Recently passed laws in Colorado, Virginia and Nevada have created more opportunities for unions to force public employees into their ranks. But public employees have constitutional protections, meaning that their union’s actions must comply with the First Amendment. Four years ago, the Supreme Court affirmed these rights in Janus v. Afscme, which prohibited unions from forcing nonmember public employees to pay them.
A court ruling is one thing; enforcing it is another.
I’ve represented union members fighting to defend their rights against some of the largest public-sector unions in the country. Now I’m seeing a new trend: union officials in historically private unions across the Northeast outright denying that Janus applies to the public employees they represent.
For public employees represented by traditionally private-sector unions, understanding what rules and protections their unions should follow is trickier than ever. This is especially true when their own unions don’t seem to know the rules, leaving employees on the margins particularly vulnerable.
Tina Curtis, a lead cook in the New Haven, Conn., school system, was a member of Unite Here, a traditionally private-sector union that also represents some public employees. After Janus, Unite Here representatives gave Ms. Curtis and her public-employee colleagues union cards that said they were “required, as a condition of employment, to pay dues and/or fees to the Union.” While perhaps legal for Unite Here’s private-sector bargaining units in Connecticut, Janus prohibited such a requirement for public employees like Ms. Curtis.
Once she discovered her rights, Ms. Curtis filed a lawsuit to assert them. Though Unite Here had even enshrined its unconstitutional requirement in Ms. Curtis’s contract, the union backed down when challenged in court. Ms. Curtis won a settlement that voided the union cards, refunded her dues and stripped the language that violated Janus out of the contract covering her and her colleagues.

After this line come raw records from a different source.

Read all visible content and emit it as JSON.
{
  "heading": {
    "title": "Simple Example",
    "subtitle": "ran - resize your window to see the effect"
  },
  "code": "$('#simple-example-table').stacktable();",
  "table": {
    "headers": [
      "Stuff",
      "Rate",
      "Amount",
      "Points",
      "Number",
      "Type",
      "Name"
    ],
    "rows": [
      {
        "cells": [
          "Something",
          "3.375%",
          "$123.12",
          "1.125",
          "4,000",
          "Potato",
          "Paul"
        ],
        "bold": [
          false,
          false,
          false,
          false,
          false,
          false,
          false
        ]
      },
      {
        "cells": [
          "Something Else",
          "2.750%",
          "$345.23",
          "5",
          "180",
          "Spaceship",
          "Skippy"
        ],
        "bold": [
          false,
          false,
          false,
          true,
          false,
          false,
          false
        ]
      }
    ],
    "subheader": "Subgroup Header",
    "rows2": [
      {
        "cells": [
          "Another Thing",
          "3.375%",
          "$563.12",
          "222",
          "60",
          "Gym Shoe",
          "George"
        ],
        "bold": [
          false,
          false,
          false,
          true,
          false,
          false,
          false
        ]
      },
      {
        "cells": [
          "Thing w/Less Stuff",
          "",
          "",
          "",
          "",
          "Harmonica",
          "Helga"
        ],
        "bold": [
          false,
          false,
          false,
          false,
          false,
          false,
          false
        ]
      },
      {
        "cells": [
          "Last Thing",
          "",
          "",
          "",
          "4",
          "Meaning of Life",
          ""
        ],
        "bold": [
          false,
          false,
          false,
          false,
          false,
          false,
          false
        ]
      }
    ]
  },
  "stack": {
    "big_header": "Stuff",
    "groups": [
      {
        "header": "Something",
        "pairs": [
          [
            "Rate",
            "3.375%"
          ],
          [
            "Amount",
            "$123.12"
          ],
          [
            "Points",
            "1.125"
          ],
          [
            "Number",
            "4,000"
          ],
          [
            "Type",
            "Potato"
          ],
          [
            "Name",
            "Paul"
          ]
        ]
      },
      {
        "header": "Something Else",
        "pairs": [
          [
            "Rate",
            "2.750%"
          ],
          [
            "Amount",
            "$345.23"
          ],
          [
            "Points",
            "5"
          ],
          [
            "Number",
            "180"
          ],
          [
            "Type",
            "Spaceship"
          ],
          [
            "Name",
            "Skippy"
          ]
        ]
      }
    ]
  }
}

In New York, Long Island Rail Road employee Ray Michielini encountered antiquated union policies bordering on absurdity. His union was operating under a collective-bargaining agreement dating from 1952, which required all employees to be full union members of the International Brotherhood of Electrical Workers, or IBEW.
Though the union largely represents private employees, the railroad is a public employer under state law—so its employees have First Amendment protections.
Mr. Michielini claims that when he submitted his union resignation, IBEW officials retaliated by blocking him from working overtime. He had to file a federal lawsuit asserting his constitutional rights to force the union into a settlement that paid him back for his lost wages and guaranteed that the union and his employer wouldn’t engage in future retaliation.
Then there’s the case of the principal timpanist in the Allentown Symphony Orchestra. Glen Wilkofsky won his spot in the Pennsylvania orchestra and joined the American Federation of Musicians more than 20 years ago. In a complaint filed in U.S. District Court for the Eastern District of Pennsylvania, Mr. Wilkofsky claims that when he chose to leave the union in 2020, officials cited a contract that required him to make dues payments to the union. Mr. Wilkofsky says the union suspended him and threatened to have him fired.
In court filings following Mr. Wilkofsky’s lawsuit, union and symphony officials acknowledged that the union was certified under Pennsylvania’s public-employee statute. In fact, state law defines the symphony as a “public employer” and Mr. Wilkofsky as a “public employee.” The symphony and union dispute that this entitles Mr. Wilkofsky to Janus rights. If his litigation succeeds, Mr. Wilkofsky could make Janus rights accessible to his fellow symphony musicians.
When traditionally private unions take on representation of public employees, they need to know the rules are different. The Constitution has something to say about the rights of public employees even in non-right-to-work states. Four years after Janus, litigation is teaching traditionally private-sector union officials that they can’t ignore the Supreme Court and deny public employees their First Amendment rights.
Nathan McGrath is president and general counsel for the Fairness Center.